__Directions for this task__.
Look for the word "Blackwell" in the entries below, then copy every line that has it.

__Extracted entries__.

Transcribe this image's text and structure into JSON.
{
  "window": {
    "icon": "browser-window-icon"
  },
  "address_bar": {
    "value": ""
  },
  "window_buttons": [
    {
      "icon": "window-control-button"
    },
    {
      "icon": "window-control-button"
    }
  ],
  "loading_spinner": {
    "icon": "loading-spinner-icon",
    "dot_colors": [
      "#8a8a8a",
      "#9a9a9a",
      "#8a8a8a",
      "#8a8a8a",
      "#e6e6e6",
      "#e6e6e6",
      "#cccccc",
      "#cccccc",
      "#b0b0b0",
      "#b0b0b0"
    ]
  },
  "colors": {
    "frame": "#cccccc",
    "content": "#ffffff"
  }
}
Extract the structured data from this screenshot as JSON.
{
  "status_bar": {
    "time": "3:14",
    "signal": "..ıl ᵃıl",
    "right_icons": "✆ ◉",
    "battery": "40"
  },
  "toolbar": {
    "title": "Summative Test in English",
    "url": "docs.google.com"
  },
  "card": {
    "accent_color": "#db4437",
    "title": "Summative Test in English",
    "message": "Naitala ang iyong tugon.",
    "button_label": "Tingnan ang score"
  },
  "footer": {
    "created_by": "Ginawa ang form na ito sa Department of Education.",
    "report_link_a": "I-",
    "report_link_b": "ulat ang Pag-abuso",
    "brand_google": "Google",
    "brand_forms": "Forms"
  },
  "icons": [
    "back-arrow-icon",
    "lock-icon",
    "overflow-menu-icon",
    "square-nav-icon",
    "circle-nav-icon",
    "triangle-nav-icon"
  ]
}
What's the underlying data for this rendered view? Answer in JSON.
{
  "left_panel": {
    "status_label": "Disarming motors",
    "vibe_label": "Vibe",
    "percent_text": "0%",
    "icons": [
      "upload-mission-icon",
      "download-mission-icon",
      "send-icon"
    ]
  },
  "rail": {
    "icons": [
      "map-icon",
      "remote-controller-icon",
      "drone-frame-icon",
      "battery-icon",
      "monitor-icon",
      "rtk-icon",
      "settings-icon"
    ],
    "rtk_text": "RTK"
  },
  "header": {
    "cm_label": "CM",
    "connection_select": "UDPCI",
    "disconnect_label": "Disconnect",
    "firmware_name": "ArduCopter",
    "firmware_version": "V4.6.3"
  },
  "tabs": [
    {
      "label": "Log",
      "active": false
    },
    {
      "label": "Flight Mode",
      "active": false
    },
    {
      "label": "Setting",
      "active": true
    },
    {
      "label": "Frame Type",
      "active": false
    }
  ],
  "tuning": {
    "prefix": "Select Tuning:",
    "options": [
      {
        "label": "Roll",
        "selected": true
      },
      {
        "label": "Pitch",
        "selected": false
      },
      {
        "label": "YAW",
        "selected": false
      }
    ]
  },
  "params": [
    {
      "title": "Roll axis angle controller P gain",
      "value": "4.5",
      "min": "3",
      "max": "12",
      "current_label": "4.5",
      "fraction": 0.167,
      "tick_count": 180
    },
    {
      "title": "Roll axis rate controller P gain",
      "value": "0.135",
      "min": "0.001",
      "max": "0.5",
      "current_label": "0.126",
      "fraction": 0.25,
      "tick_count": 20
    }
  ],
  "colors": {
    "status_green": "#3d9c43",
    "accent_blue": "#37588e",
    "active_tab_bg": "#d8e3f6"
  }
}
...
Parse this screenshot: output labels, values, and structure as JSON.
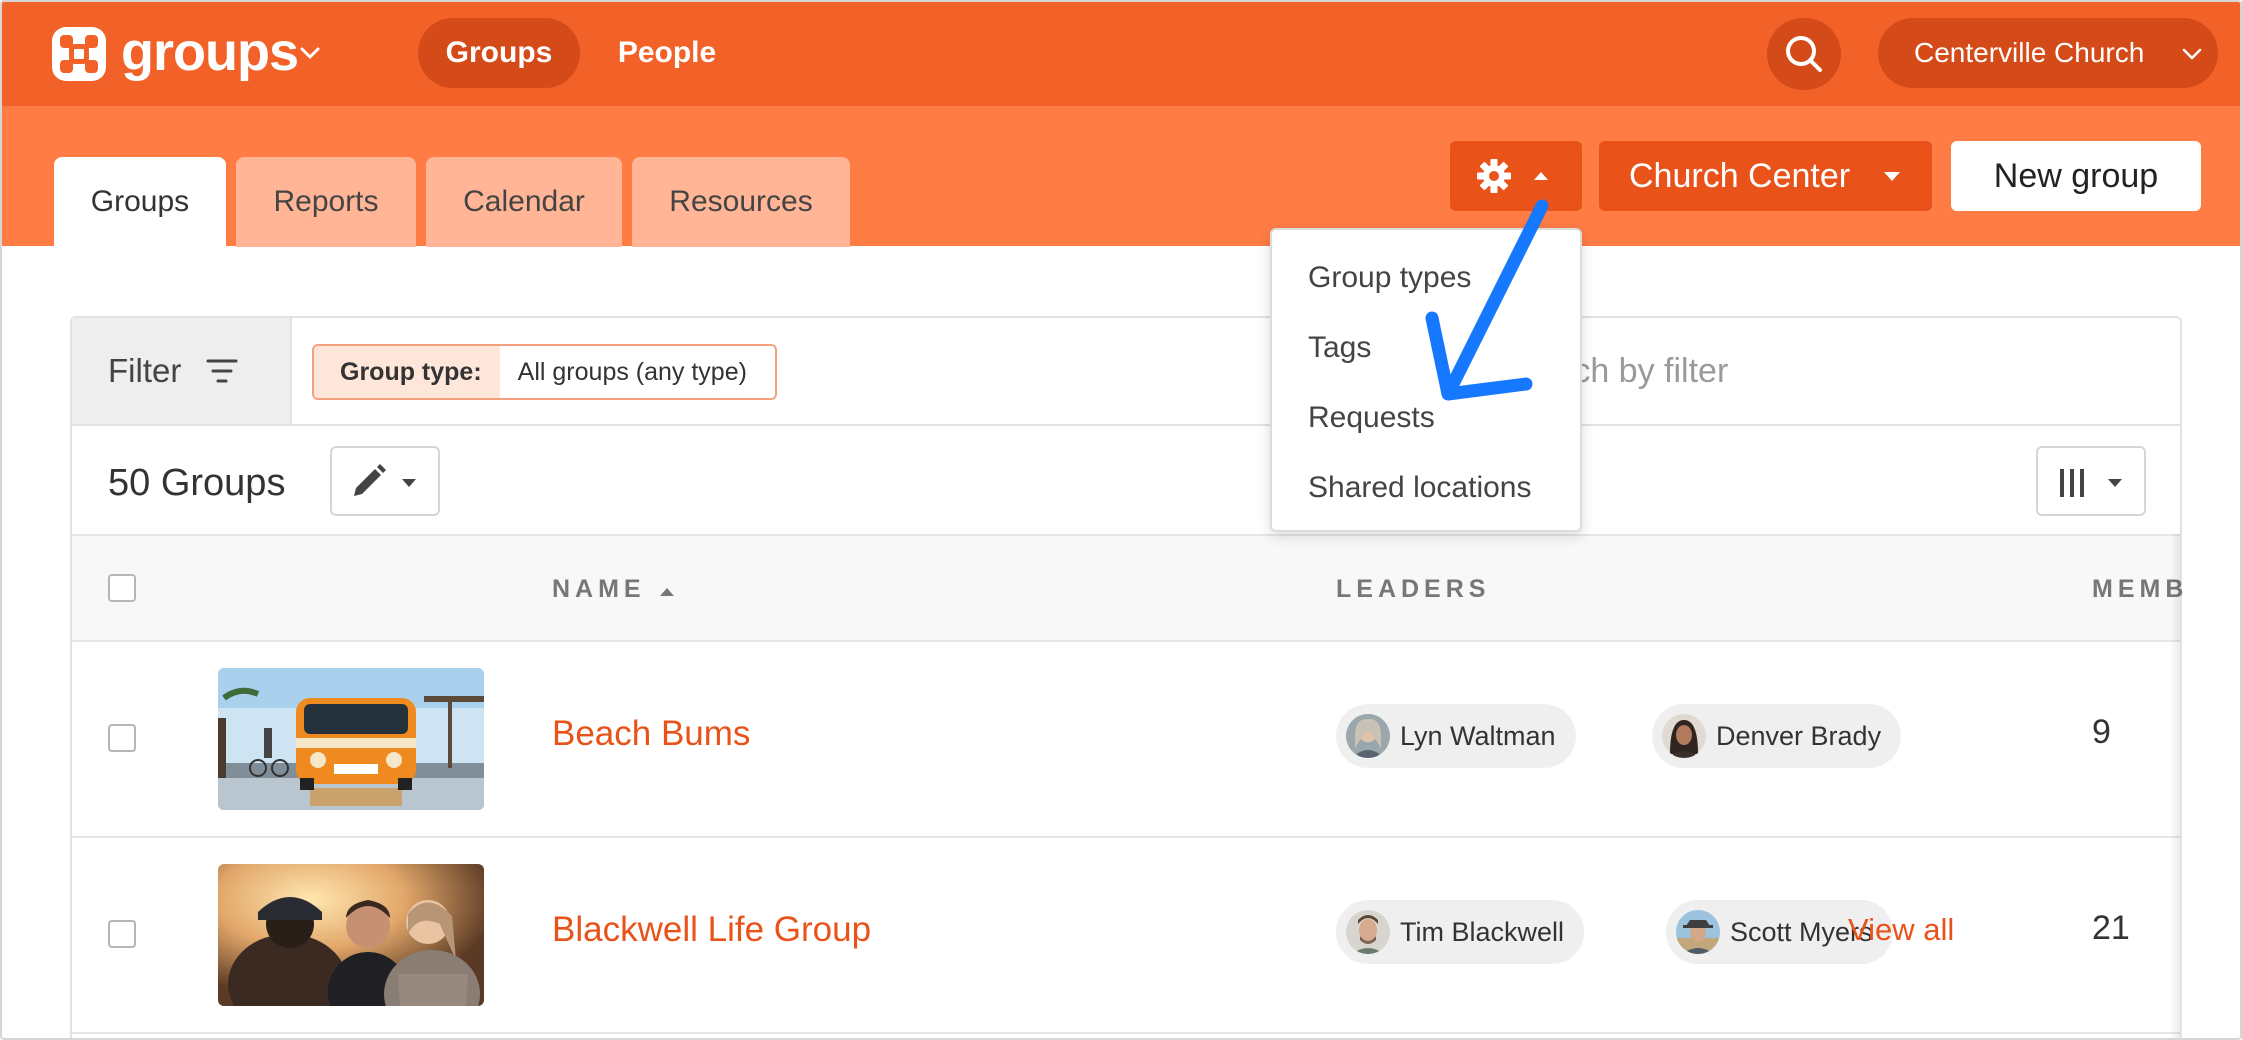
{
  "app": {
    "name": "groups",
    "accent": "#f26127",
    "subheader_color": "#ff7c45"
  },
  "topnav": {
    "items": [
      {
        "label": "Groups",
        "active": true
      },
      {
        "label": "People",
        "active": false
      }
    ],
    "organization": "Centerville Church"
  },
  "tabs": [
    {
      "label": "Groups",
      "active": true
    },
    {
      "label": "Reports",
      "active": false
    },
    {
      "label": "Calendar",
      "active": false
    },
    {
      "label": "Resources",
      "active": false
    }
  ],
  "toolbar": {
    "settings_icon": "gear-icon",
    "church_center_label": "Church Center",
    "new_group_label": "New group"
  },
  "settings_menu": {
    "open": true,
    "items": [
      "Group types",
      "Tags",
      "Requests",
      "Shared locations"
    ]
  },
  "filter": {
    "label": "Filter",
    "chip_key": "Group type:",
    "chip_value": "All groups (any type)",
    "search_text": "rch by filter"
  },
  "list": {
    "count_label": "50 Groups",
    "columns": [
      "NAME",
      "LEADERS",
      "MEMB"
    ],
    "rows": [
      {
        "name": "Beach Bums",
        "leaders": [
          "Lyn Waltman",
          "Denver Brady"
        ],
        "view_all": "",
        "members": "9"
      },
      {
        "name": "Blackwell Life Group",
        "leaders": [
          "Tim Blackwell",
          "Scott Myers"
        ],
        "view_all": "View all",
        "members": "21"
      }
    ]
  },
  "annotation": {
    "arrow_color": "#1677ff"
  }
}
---
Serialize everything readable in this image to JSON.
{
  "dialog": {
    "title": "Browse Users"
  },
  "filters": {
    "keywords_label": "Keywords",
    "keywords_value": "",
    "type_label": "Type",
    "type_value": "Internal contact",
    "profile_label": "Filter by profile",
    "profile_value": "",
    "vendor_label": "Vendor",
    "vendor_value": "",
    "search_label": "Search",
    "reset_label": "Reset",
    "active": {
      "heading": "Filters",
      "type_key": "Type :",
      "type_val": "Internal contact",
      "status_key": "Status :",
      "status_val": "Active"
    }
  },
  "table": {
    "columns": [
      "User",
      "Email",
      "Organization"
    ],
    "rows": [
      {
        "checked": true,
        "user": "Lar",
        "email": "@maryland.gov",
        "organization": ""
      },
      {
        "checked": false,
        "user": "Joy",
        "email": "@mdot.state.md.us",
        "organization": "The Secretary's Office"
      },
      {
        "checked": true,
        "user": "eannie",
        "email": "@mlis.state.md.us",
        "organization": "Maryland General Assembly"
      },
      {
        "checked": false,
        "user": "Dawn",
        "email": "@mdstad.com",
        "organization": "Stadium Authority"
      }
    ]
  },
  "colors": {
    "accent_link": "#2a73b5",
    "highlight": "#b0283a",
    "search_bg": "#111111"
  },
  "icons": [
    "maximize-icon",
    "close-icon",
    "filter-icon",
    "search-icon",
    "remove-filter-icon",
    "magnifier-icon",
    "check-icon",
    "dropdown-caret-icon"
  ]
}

__Task response__.
        "name": "Blackwell Life Group",
          "Tim Blackwell",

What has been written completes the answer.